**Your goal**
Give the number of lines in the listing that contain the word "mauris", and nothing besides.

**Dataset records**

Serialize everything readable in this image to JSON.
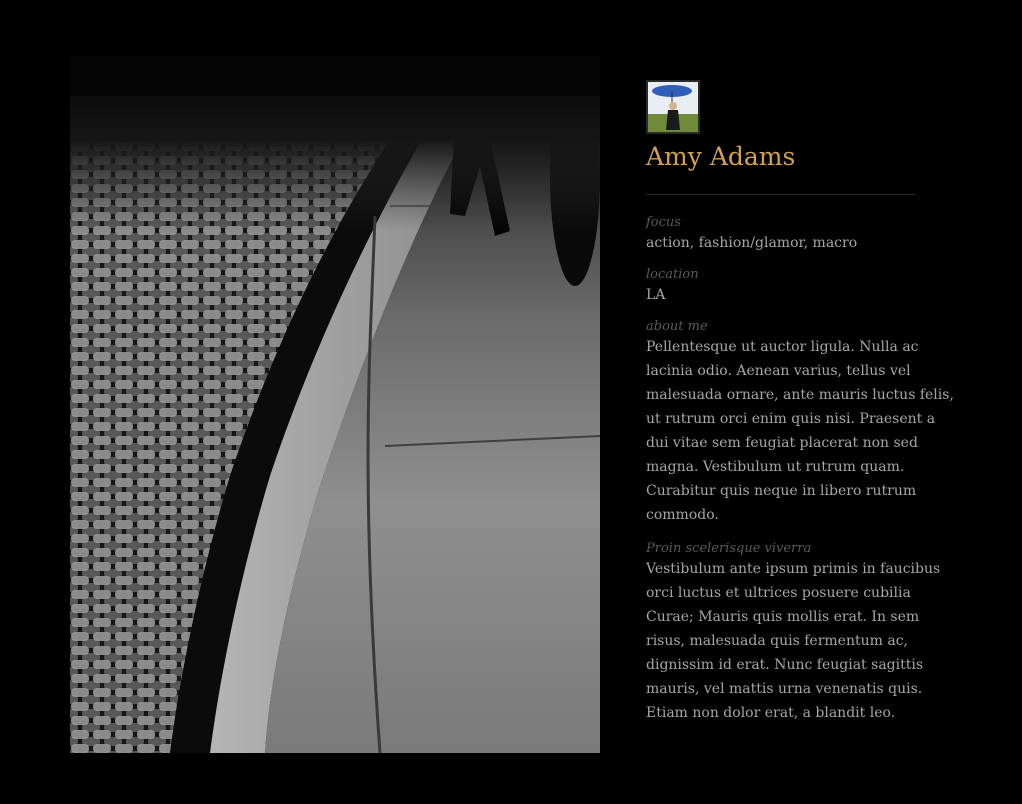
{
  "profile": {
    "name": "Amy Adams",
    "accent_color": "#d4a24a",
    "fields": [
      {
        "label": "focus",
        "value": "action, fashion/glamor, macro"
      },
      {
        "label": "location",
        "value": "LA"
      },
      {
        "label": "about me",
        "value": "Pellentesque ut auctor ligula. Nulla ac lacinia odio. Aenean varius, tellus vel malesuada ornare, ante mauris luctus felis, ut rutrum orci enim quis nisi. Praesent a dui vitae sem feugiat placerat non sed magna. Vestibulum ut rutrum quam. Curabitur quis neque in libero rutrum commodo."
      },
      {
        "label": "Proin scelerisque viverra",
        "value": "Vestibulum ante ipsum primis in faucibus orci luctus et ultrices posuere cubilia Curae; Mauris quis mollis erat. In sem risus, malesuada quis fermentum ac, dignissim id erat. Nunc feugiat sagittis mauris, vel mattis urna venenatis quis. Etiam non dolor erat, a blandit leo."
      }
    ]
  }
}
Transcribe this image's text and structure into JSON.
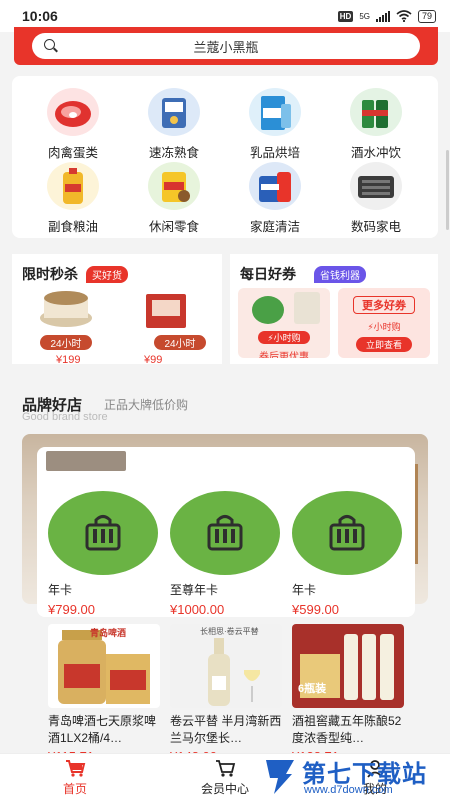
{
  "status": {
    "time": "10:06",
    "hd": "HD",
    "network": "5G",
    "battery": "79"
  },
  "search": {
    "placeholder": "兰蔻小黑瓶"
  },
  "categories": [
    {
      "label": "肉禽蛋类",
      "icon": "meat-icon"
    },
    {
      "label": "速冻熟食",
      "icon": "frozen-food-icon"
    },
    {
      "label": "乳品烘培",
      "icon": "dairy-icon"
    },
    {
      "label": "酒水冲饮",
      "icon": "drinks-icon"
    },
    {
      "label": "副食粮油",
      "icon": "oil-icon"
    },
    {
      "label": "休闲零食",
      "icon": "snacks-icon"
    },
    {
      "label": "家庭清洁",
      "icon": "cleaning-icon"
    },
    {
      "label": "数码家电",
      "icon": "appliance-icon"
    }
  ],
  "flash_sale": {
    "title": "限时秒杀",
    "tag": "买好货",
    "items": [
      {
        "badge": "24小时",
        "price": "¥199"
      },
      {
        "badge": "24小时",
        "price": "¥99"
      }
    ]
  },
  "daily_coupon": {
    "title": "每日好券",
    "tag": "省钱利器",
    "left": {
      "badge": "小时购",
      "caption": "券后更优惠"
    },
    "right": {
      "title": "更多好券",
      "badge": "小时购",
      "button": "立即查看"
    }
  },
  "brand": {
    "title": "品牌好店",
    "subtitle": "正品大牌低价购",
    "english": "Good brand store"
  },
  "member_cards": [
    {
      "name": "年卡",
      "price": "¥799.00"
    },
    {
      "name": "至尊年卡",
      "price": "¥1000.00"
    },
    {
      "name": "年卡",
      "price": "¥599.00"
    }
  ],
  "products": [
    {
      "name": "青岛啤酒七天原浆啤酒1LX2桶/4…",
      "price": "¥115.71",
      "label": "青岛啤酒"
    },
    {
      "name": "卷云平替 半月湾新西兰马尔堡长…",
      "price": "¥148.00",
      "label": "长相思·卷云平替"
    },
    {
      "name": "酒祖窖藏五年陈酿52度浓香型纯…",
      "price": "¥138.71",
      "label": "6瓶装"
    }
  ],
  "tabs": [
    {
      "label": "首页",
      "active": true
    },
    {
      "label": "会员中心",
      "active": false
    },
    {
      "label": "我的",
      "active": false
    }
  ],
  "watermark": {
    "title": "第七下载站",
    "url": "www.d7down.com"
  },
  "colors": {
    "brand_red": "#e8342a",
    "card_green": "#6ab344"
  }
}
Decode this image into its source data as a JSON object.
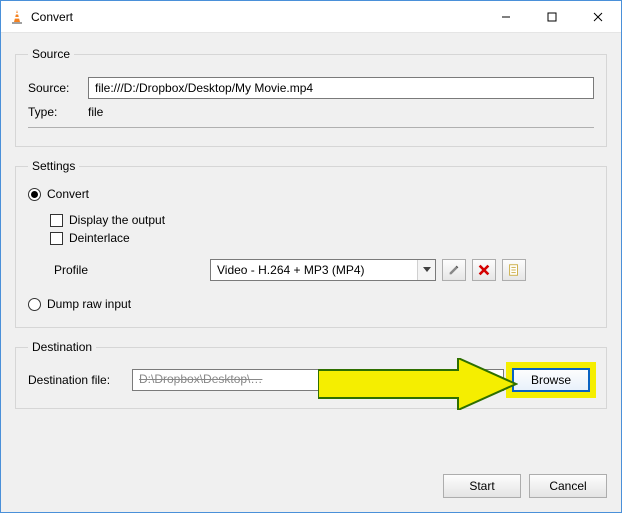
{
  "window": {
    "title": "Convert"
  },
  "source": {
    "legend": "Source",
    "source_label": "Source:",
    "source_value": "file:///D:/Dropbox/Desktop/My Movie.mp4",
    "type_label": "Type:",
    "type_value": "file"
  },
  "settings": {
    "legend": "Settings",
    "convert_label": "Convert",
    "display_output_label": "Display the output",
    "deinterlace_label": "Deinterlace",
    "profile_label": "Profile",
    "profile_value": "Video - H.264 + MP3 (MP4)",
    "dump_label": "Dump raw input"
  },
  "destination": {
    "legend": "Destination",
    "file_label": "Destination file:",
    "file_value": "D:\\Dropbox\\Desktop\\…",
    "browse_label": "Browse"
  },
  "footer": {
    "start_label": "Start",
    "cancel_label": "Cancel"
  }
}
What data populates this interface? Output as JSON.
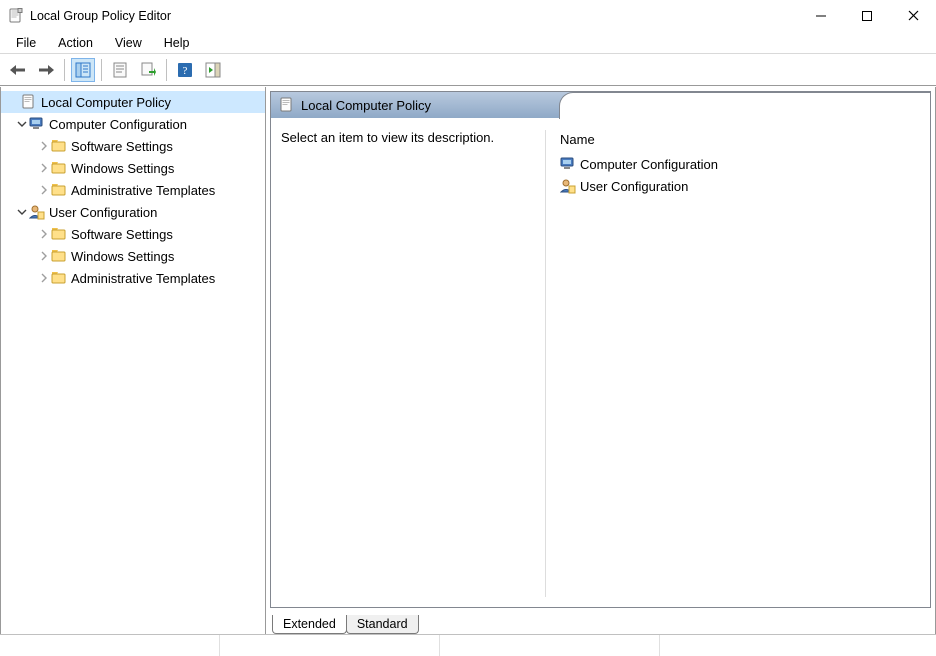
{
  "window_title": "Local Group Policy Editor",
  "menu": {
    "items": [
      "File",
      "Action",
      "View",
      "Help"
    ]
  },
  "tree": {
    "root_label": "Local Computer Policy",
    "nodes": [
      {
        "label": "Computer Configuration",
        "children": [
          "Software Settings",
          "Windows Settings",
          "Administrative Templates"
        ]
      },
      {
        "label": "User Configuration",
        "children": [
          "Software Settings",
          "Windows Settings",
          "Administrative Templates"
        ]
      }
    ]
  },
  "right": {
    "header_title": "Local Computer Policy",
    "desc_text": "Select an item to view its description.",
    "column_name": "Name",
    "items": [
      "Computer Configuration",
      "User Configuration"
    ]
  },
  "tabs": {
    "extended": "Extended",
    "standard": "Standard"
  }
}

**Result of the task**
2